With a little thought and preparedness on this side of a campaign, organizations can be ready for success. With only partial preparedness, things will be harder than they need to be and results can be crippling. I do not believe I am overstating the importance that feasibility studies need to be used for both their external revelations and their internal insight.
External data will give your organization important information about the readiness of the community toward your campaign and it should be used to determine next steps. However, if the study only looks at your nonprofit's external capacity to support a campaign, you are starting with problems.
It is equally important to look internally to measure campaign preparedness.
Every campaign, in its drawing phase, needs to be able to answer these questions: Is the board ready for the campaign? Are the executive and/or fundraising departments prepared? Your organization is in for a hammering if you only go only on the word of the community.
An internal development assessment will measure the board’s ability to function and to raise money by sharing donor prospect names and making solicitations. It will also measure the ability of the executive, fundraising and program staff to handle the administrative and fund-raising aspects of the campaign.
If your organization's internal audit is found lacking in any of these areas, you will need to address them and strengthen them before moving forward with your campaign.

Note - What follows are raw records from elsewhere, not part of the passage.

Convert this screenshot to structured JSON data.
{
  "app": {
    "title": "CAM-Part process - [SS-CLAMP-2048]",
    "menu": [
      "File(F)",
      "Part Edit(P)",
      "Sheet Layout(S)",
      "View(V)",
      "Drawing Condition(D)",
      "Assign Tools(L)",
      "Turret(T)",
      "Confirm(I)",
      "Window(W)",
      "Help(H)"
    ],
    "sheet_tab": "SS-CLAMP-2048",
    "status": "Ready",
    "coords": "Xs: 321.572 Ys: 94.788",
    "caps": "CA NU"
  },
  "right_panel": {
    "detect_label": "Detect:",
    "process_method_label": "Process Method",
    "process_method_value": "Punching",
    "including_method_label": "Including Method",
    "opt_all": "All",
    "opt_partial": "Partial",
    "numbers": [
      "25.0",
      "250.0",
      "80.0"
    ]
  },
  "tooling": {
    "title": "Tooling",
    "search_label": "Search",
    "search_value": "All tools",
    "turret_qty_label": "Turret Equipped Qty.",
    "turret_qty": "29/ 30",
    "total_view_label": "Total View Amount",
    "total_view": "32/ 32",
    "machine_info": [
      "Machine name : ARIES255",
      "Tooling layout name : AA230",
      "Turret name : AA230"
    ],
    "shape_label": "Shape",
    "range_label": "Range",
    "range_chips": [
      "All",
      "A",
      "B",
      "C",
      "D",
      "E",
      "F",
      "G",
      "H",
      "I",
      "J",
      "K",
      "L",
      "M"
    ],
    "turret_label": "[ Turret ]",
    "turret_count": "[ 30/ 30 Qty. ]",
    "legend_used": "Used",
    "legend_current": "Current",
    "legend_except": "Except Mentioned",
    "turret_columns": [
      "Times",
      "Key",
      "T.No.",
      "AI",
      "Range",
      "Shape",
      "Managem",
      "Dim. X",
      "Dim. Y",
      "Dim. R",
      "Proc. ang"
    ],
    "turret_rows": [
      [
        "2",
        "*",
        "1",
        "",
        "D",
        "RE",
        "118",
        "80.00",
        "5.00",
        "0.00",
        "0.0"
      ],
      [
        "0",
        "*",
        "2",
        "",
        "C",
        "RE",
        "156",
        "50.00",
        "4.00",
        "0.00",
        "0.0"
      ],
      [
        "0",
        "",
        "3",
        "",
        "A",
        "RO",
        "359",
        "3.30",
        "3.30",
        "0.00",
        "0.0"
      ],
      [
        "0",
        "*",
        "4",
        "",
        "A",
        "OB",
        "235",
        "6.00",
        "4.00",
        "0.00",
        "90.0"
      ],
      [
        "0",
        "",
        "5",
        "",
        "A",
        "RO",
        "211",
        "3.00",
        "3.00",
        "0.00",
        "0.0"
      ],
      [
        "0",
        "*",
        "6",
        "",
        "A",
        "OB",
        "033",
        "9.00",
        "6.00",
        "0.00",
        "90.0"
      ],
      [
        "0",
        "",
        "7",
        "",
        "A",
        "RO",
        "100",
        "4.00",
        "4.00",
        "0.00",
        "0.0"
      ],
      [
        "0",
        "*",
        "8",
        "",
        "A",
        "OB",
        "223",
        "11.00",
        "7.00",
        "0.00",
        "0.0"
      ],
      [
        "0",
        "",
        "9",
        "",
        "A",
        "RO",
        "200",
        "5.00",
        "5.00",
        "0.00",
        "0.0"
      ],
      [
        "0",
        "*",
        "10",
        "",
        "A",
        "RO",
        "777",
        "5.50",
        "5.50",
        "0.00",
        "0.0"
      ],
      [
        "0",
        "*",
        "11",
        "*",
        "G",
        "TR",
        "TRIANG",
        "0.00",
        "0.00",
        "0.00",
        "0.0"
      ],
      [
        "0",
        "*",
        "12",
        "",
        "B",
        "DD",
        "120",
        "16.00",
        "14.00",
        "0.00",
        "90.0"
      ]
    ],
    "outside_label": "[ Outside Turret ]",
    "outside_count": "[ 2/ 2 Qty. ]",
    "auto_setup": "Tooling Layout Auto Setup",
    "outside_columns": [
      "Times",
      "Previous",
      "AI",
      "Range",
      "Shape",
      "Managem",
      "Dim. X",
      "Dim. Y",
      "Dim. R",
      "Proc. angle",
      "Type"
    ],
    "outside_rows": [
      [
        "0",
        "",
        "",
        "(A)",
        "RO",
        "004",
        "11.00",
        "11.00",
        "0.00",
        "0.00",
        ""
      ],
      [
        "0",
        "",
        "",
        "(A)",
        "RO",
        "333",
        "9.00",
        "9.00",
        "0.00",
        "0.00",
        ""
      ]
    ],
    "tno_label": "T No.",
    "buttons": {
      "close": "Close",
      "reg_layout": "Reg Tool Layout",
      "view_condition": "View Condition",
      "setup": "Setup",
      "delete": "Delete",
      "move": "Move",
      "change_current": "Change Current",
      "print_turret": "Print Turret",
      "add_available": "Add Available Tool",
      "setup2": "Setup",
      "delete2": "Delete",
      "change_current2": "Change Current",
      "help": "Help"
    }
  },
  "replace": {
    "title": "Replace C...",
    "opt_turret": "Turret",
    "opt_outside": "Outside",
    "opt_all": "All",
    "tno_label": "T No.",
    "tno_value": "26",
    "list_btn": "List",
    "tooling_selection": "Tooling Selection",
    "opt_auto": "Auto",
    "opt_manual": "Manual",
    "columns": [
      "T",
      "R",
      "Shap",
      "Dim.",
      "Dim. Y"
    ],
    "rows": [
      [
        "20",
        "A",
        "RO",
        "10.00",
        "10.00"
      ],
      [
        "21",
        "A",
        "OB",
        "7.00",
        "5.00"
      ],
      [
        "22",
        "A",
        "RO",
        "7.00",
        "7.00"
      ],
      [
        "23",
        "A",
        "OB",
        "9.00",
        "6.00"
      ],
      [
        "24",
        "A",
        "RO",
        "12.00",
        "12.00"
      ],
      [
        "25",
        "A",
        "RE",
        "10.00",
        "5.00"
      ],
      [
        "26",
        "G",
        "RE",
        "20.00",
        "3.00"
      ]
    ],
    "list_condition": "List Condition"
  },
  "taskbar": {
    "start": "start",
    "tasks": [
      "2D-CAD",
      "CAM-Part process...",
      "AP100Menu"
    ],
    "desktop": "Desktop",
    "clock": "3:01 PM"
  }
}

It once again comes down to having the ability to change. Let me be another voice warning you, organizations without the capacity to change can be headed for disaster. On the flipside however, organizations that are prepared to handle changing times and are willing to develop collaborations and adjust their programs consistently have more success conducting campaigns and even annual fund drives.
How is your organization doing? Are you ready to overcome barriers? Are you developing collaborations? Does your non-profit have a plan for adjusting to changing times? Do you have a development department? Is it time to build one, or time to access and utilize the one that is established?
Ask the hard questions now, clean up your systems and your approach before things get started. Clean up on this side of a campaign is powerful and energizing and hopeful. Clean up on the other side, although crucial, does not have the same effect. Make sure you community is prepared and your staff is equipped before you get started!